PROMPT -> Every line below that holds the word "name" must be listed.

****

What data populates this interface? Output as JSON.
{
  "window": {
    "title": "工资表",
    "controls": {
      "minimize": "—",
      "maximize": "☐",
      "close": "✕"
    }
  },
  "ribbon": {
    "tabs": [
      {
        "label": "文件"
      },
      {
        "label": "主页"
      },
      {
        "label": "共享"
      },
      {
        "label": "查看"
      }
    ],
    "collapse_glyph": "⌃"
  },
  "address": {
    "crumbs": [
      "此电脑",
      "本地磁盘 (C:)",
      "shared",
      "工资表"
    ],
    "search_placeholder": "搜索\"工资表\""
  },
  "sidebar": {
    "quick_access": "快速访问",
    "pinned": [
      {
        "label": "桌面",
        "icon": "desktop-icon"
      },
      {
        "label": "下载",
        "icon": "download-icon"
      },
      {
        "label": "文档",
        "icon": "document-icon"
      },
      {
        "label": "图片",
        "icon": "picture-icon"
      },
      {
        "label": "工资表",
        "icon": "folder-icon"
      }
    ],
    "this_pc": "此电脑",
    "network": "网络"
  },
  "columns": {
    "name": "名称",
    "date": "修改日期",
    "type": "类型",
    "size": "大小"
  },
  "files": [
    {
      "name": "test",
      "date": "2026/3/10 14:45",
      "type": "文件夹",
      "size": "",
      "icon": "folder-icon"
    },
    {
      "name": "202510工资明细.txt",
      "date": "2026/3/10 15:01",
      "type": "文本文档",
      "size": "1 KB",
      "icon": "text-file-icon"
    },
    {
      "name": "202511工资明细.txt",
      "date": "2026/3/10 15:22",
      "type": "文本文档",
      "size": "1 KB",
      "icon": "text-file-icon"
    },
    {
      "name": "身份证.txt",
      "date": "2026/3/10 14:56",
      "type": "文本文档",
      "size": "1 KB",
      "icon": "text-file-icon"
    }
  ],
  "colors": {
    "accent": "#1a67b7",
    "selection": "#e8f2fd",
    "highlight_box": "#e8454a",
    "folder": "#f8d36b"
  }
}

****

EXERCISE SOLUTION ->
    "name": "名称",
      "name": "test",
      "name": "202510工资明细.txt",
      "name": "202511工资明细.txt",
      "name": "身份证.txt",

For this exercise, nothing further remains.